Israel captured the Gaza Strip (“the slopes of Philistia”) in 1967 and used the land for Palestinian refugee camps. These camps have become a source of conflict and home for Palestinian terrorists. When the next war breaks out, terrorist groups in Gaza are likely to join the attack on Israel.
In the 1967 War, Israel captured the West Bank from Jordan, but these verses state that Israel will “plunder” areas of Jordan south and east of the Dead Sea and even have influence over the capital, Amman.
While speaking about bringing the Jews back to the land, God says, “I will bring them to Gilead and Lebanon” (Zech. 10:10). Gilead is the northeastern corner of Jordan and, of course, Lebanon is not currently Israeli territory, either! If Israel occupies and builds settlements in northeastern Jordan, they would influence the leadership in Amman, Jordan’s capital, located in that same corner of the country.
Zechariah Chapters 9-14 are all relevant to the end times. Right in the middle (11:1-3) it describes widespread destruction that includes the cedars of Lebanon, the dense oak forests of Bashan (Golan Heights) and the lush thicket of Jordan (the valley of the Jordan River between the Sea of Galilee and the Dead Sea). The forests and thickets of these areas could be destroyed in a major war.
Zechariah 10:11 says, “Assyria’s pride will be brought down and Egypt’s scepter will pass away,” which hints that something serious happens to Syria and Egypt. Syria is the home of Arab nationalism and the Syrians are fiercely pro-Arab and anti-Israel. Syria has repeatedly boycotted peace talks and refused to stop fighting after cease-fires, simply because of its intense Arab pride. God will bring that pride down.
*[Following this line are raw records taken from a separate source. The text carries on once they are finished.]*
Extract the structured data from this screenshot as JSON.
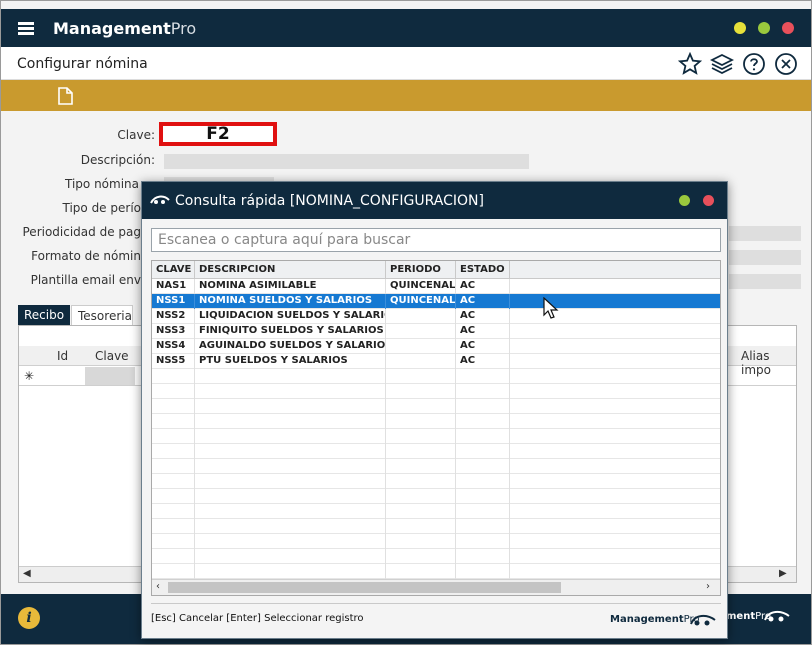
{
  "app": {
    "brand_bold": "Management",
    "brand_light": "Pro",
    "window_buttons": [
      "minimize",
      "maximize",
      "close"
    ],
    "colors": {
      "titlebar": "#0f2a3e",
      "gold": "#c99a2e",
      "selected_row": "#1679d2",
      "yellow_btn": "#e7e03a",
      "green_btn": "#9ac83d",
      "red_btn": "#e8505b"
    }
  },
  "header": {
    "title": "Configurar nómina",
    "icons": [
      "star-icon",
      "layers-icon",
      "help-icon",
      "close-icon"
    ]
  },
  "toolbar": {
    "icons": [
      "new-document-icon"
    ]
  },
  "form": {
    "clave_label": "Clave:",
    "clave_value": "F2",
    "descripcion_label": "Descripción:",
    "tipo_nomina_label": "Tipo nómina",
    "tipo_periodo_label": "Tipo de perío",
    "periodicidad_label": "Periodicidad de pag",
    "formato_label": "Formato de nómin",
    "plantilla_label": "Plantilla email env"
  },
  "tabs": [
    {
      "label": "Recibo",
      "active": true
    },
    {
      "label": "Tesoreria",
      "active": false
    }
  ],
  "background_grid": {
    "columns": [
      "Id",
      "Clave"
    ],
    "right_column": "Alias impo",
    "new_row_marker": "✳"
  },
  "dialog": {
    "title": "Consulta rápida [NOMINA_CONFIGURACION]",
    "search_placeholder": "Escanea o captura aquí para buscar",
    "columns": [
      "CLAVE",
      "DESCRIPCION",
      "PERIODO",
      "ESTADO"
    ],
    "rows": [
      {
        "clave": "NAS1",
        "descripcion": "NOMINA ASIMILABLE",
        "periodo": "QUINCENAL",
        "estado": "AC",
        "selected": false
      },
      {
        "clave": "NSS1",
        "descripcion": "NOMINA SUELDOS Y SALARIOS",
        "periodo": "QUINCENAL",
        "estado": "AC",
        "selected": true
      },
      {
        "clave": "NSS2",
        "descripcion": "LIQUIDACION SUELDOS Y SALARIOS",
        "periodo": "",
        "estado": "AC",
        "selected": false
      },
      {
        "clave": "NSS3",
        "descripcion": "FINIQUITO SUELDOS Y SALARIOS",
        "periodo": "",
        "estado": "AC",
        "selected": false
      },
      {
        "clave": "NSS4",
        "descripcion": "AGUINALDO SUELDOS Y SALARIOS",
        "periodo": "",
        "estado": "AC",
        "selected": false
      },
      {
        "clave": "NSS5",
        "descripcion": "PTU SUELDOS Y SALARIOS",
        "periodo": "",
        "estado": "AC",
        "selected": false
      }
    ],
    "footer_hint": "[Esc] Cancelar  [Enter] Seleccionar registro",
    "footer_brand_bold": "Management",
    "footer_brand_light": "Pro"
  },
  "footer": {
    "info_icon": "i",
    "brand_bold": "ment",
    "brand_light": "Pro"
  }
}
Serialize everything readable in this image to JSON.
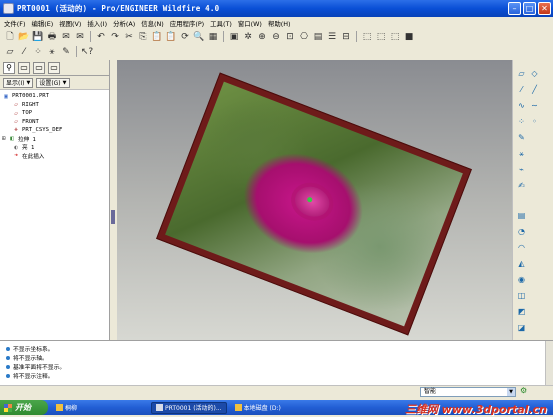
{
  "window": {
    "title": "PRT0001 (活动的) - Pro/ENGINEER Wildfire 4.0"
  },
  "menu": [
    "文件(F)",
    "编辑(E)",
    "视图(V)",
    "插入(I)",
    "分析(A)",
    "信息(N)",
    "应用程序(P)",
    "工具(T)",
    "窗口(W)",
    "帮助(H)"
  ],
  "navigator": {
    "show_dropdown": "显示(I)",
    "settings_dropdown": "设置(G)",
    "tree": [
      {
        "label": "PRT0001.PRT",
        "icon": "part-icon",
        "level": 0
      },
      {
        "label": "RIGHT",
        "icon": "datum-plane-icon",
        "level": 1
      },
      {
        "label": "TOP",
        "icon": "datum-plane-icon",
        "level": 1
      },
      {
        "label": "FRONT",
        "icon": "datum-plane-icon",
        "level": 1
      },
      {
        "label": "PRT_CSYS_DEF",
        "icon": "csys-icon",
        "level": 1
      },
      {
        "label": "拉伸 1",
        "icon": "extrude-icon",
        "level": 1,
        "expandable": true
      },
      {
        "label": "亮 1",
        "icon": "shade-icon",
        "level": 1
      },
      {
        "label": "在此插入",
        "icon": "insert-here-icon",
        "level": 1
      }
    ]
  },
  "messages": [
    "不显示坐标系。",
    "将不显示轴。",
    "基准平面将不显示。",
    "将不显示注释。"
  ],
  "filter": {
    "value": "智能"
  },
  "taskbar": {
    "start_label": "开始",
    "tasks": [
      "桐柳",
      "PRT0001 (活动的)...",
      "本地磁盘 (D:)"
    ],
    "watermark": "三维网 www.3dportal.cn"
  }
}
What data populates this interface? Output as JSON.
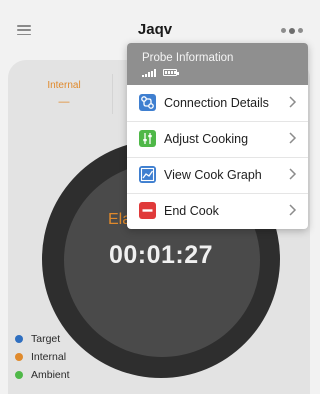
{
  "header": {
    "title": "Jaqv",
    "menu_icon": "hamburger-icon",
    "more_icon": "more-dots-icon"
  },
  "tabs": {
    "internal_label": "Internal",
    "internal_value": "—"
  },
  "dial": {
    "elapsed_label": "Ela",
    "timer": "00:01:27"
  },
  "legend": [
    {
      "label": "Target",
      "color": "#2f6fc0"
    },
    {
      "label": "Internal",
      "color": "#e08a2c"
    },
    {
      "label": "Ambient",
      "color": "#4fb848"
    }
  ],
  "menu": {
    "header_title": "Probe Information",
    "items": [
      {
        "label": "Connection Details",
        "icon": "connection-icon",
        "color": "#3f7fd0"
      },
      {
        "label": "Adjust Cooking",
        "icon": "adjust-sliders-icon",
        "color": "#4fb848"
      },
      {
        "label": "View Cook Graph",
        "icon": "graph-icon",
        "color": "#3f7fd0"
      },
      {
        "label": "End Cook",
        "icon": "end-cook-icon",
        "color": "#e03a3a"
      }
    ]
  },
  "colors": {
    "accent_orange": "#e08a2c",
    "dial_dark": "#2e2e2e",
    "dial_inner": "#4a4a4a",
    "menu_header": "#8f8f8f"
  }
}
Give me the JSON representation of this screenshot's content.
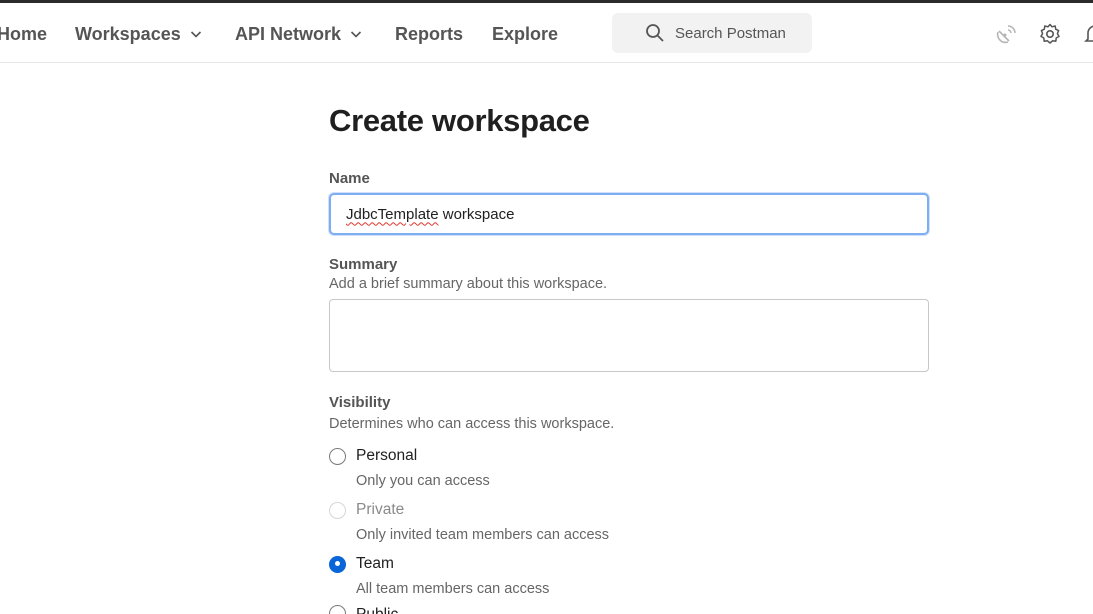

Ezekiel 28 contains a prophecy against Sidon, located on the coast of Lebanon about 30 miles north of Israel. This prophecy is relevant to the end times because verse 25 puts it in the context of God gathering the Jews from the nations. Referring to Sidon, God says, “I will send a plague upon you and make blood flow in your streets. The slain will fall within you, with the sword against you on every side. Then you will know that I am the Lord” (Ezek. 28:23). Sidon will be destroyed in the war, although Ezekiel 28 doesn’t say the Israelis will settle there.
For years the PLO had major bases in southern Lebanon and continued to threaten Israel. Israel launched attacks into the area to drive the PLO away from the border. Operation “Peace for Galilee” in 1981 was one of the largest assaults. Israel occupied South Lebanon as a “security zone” to keep terrorists and paramilitary forces away from northern Israel. The Hezbollah and Islamic Jihad replaced the PLO as the threat from South Lebanon and the Israeli army continued to defend the northern Israel communities. Israel believed it had to stay in South Lebanon because the Lebanese government couldn’t control terrorism directed from there against Israel. It is possible Israel will again invade the area to eliminate the threat and Sidon may be the site of a devastating battle during that invasion.
The “beginning of birth pains” referred to in the Bible will include deception, violence, wars, food shortages, natural disasters and Middle East war.